“No…” he’d replied. “We don’t’ have any cure for that sort of thing on Earth.”
“Pretty primitive, huh?”
“So I keep being told,” he replied.
When he talked about Earth, even when he showed the pair his radio wave powered cell phone they’d laughed. No nanotechnology. Cygnus continued to scoffed the most. No anti-matter reactors, no space elevators, no robotic revolutions, no runaway greenhouse effects, or grey goo. Even she got into the breathless fun about how self-destructive so many, many civilizations were.
Iain had, though, sent of a spate of tweets out on his cell phone about how noxious Arl and Arc were, and how he’d believe in all they were describing when he saw it.
#genocidalaliens was becoming another of his most used hashtags but #snootyalien was showing up more often, but he made those entries when she wasn’t around.
He wasn’t sure whether planetary destruction was such a sign of a mature civilization, even if the three agreed it was. It did explain why SETI hadn’t picked up anything yet, though. Yet being, of course, twenty two thousand years in the past.
“No,” Arl advised, “Every legitimate civilization destroys their home world. Ours did. Yours, too.”
“You really didn’t have to tell me that,” Iain complained. So much for the tweets he was sending. It didn’t stop him. They were his only connection to his past life and he wasn’t ready to let it go.
After a while, the pair caught on to his expression of distaste.
“Don’t fill bad, though,” Arc added. “After all the Clowns rose from the ashes of the Earth, they spread their seed across the whole arm,” Arc said. “And then came the schism, and the Mimes became ascendant, wiped out all the different species of Clowns, then conquered the Seventy Sectors, until their expansion was halted by the Combine.”
They were in the lounge drinking when that subject came up again.
“Clowns?” he asked. “Mimes? You do know that sounds kind of ridiculous? How do you even know they came from Earth anyway?”
“‘Zos, the collective information from across the universe, remember?” Arc replied with his answer for everything, tapping his thick skull for emphasis. “Not to mention how much DNA you share with them. Aren’t your ‘Zos working properly yet? The should by now.”
Iain shrugged. If Wikipedia was any indication, collectively produced facts weren’t always trustworthy.
“Apparently not,” he’d replied with a grimace. “All I get are random warnings about things that’ll kill me, at least so far. And the things they show me…”
“Soon, soon,” Arl consoled him with a friendly pat on the shoulder that he naturally flinched from. “That’s how it starts. You’re travelling in a dangerous universe, and, to be fair, you are a bit fragile, even with the upgrades you got from Skipper.

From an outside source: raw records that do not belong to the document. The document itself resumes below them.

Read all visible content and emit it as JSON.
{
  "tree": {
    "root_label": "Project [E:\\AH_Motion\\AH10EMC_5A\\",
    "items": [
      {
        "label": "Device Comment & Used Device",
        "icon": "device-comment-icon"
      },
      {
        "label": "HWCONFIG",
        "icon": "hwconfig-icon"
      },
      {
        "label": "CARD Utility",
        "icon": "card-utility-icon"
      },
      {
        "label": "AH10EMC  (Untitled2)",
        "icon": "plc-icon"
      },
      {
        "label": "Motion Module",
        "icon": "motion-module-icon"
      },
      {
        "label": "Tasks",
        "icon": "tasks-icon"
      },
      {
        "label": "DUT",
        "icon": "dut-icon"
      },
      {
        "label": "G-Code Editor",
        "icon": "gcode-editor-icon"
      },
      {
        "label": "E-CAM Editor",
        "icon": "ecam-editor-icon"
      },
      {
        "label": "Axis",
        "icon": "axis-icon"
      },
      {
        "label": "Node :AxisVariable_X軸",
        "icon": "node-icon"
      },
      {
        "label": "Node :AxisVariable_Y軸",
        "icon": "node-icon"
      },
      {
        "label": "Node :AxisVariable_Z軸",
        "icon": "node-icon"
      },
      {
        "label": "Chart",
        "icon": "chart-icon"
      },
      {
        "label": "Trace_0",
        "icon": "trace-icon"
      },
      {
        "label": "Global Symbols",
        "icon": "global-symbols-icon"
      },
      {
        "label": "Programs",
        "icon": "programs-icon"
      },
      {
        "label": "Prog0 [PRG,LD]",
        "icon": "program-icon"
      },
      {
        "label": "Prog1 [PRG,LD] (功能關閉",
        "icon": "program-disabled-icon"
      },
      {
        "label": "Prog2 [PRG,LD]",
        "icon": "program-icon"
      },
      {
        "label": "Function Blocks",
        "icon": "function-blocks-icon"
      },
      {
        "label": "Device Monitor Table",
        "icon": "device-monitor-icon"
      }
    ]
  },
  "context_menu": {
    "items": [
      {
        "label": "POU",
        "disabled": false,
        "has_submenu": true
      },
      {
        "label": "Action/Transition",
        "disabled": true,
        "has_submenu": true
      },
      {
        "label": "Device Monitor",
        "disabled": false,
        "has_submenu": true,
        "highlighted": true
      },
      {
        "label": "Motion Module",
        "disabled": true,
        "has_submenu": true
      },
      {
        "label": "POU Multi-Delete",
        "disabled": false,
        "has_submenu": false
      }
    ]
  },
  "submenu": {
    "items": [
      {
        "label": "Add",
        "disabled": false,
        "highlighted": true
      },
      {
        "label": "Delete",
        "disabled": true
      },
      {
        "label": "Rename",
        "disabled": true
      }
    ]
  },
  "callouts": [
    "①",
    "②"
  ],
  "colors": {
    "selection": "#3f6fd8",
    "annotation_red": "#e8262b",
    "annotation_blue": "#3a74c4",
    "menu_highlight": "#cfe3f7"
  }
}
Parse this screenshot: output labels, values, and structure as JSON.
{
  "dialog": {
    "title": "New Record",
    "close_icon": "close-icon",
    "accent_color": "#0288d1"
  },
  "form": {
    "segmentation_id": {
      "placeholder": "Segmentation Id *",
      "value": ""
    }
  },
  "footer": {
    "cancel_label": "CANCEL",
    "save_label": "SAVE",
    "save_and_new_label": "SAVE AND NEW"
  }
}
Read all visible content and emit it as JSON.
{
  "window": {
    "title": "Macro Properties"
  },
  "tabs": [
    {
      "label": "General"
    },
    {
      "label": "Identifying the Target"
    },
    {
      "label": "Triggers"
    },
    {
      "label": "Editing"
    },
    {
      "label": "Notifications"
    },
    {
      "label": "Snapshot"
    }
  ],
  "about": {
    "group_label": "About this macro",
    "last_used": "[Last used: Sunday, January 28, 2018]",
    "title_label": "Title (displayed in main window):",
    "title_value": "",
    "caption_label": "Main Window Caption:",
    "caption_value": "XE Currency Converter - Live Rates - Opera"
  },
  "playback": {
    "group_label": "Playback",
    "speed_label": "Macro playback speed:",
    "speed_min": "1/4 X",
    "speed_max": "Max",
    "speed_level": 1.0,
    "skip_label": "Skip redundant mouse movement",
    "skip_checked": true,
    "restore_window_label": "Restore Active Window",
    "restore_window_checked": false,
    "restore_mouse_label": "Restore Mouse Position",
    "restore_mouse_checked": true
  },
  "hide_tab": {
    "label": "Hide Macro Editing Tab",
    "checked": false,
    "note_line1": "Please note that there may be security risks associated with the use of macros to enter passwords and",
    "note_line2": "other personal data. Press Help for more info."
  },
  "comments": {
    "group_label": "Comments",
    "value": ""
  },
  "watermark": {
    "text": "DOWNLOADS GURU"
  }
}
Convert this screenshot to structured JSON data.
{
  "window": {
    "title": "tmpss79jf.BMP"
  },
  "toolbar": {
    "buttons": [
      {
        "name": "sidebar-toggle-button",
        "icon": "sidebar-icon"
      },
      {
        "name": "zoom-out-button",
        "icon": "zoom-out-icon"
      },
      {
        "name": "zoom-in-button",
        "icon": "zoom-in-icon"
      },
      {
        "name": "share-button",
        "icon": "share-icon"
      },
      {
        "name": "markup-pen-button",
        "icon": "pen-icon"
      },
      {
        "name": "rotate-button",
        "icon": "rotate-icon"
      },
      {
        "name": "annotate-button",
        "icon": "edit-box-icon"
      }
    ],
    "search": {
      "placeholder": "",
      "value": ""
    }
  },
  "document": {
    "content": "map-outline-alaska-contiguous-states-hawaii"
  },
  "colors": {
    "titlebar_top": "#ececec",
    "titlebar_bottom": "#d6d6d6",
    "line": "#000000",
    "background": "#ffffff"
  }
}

Once they figure out you can take care of yourself, they’ll ease up. And then you will know all the gory details. And I do mean gory.”
As if they weren’t gory enough, already.
Go to Chapter Nineteen
Go to Chapter Twenty One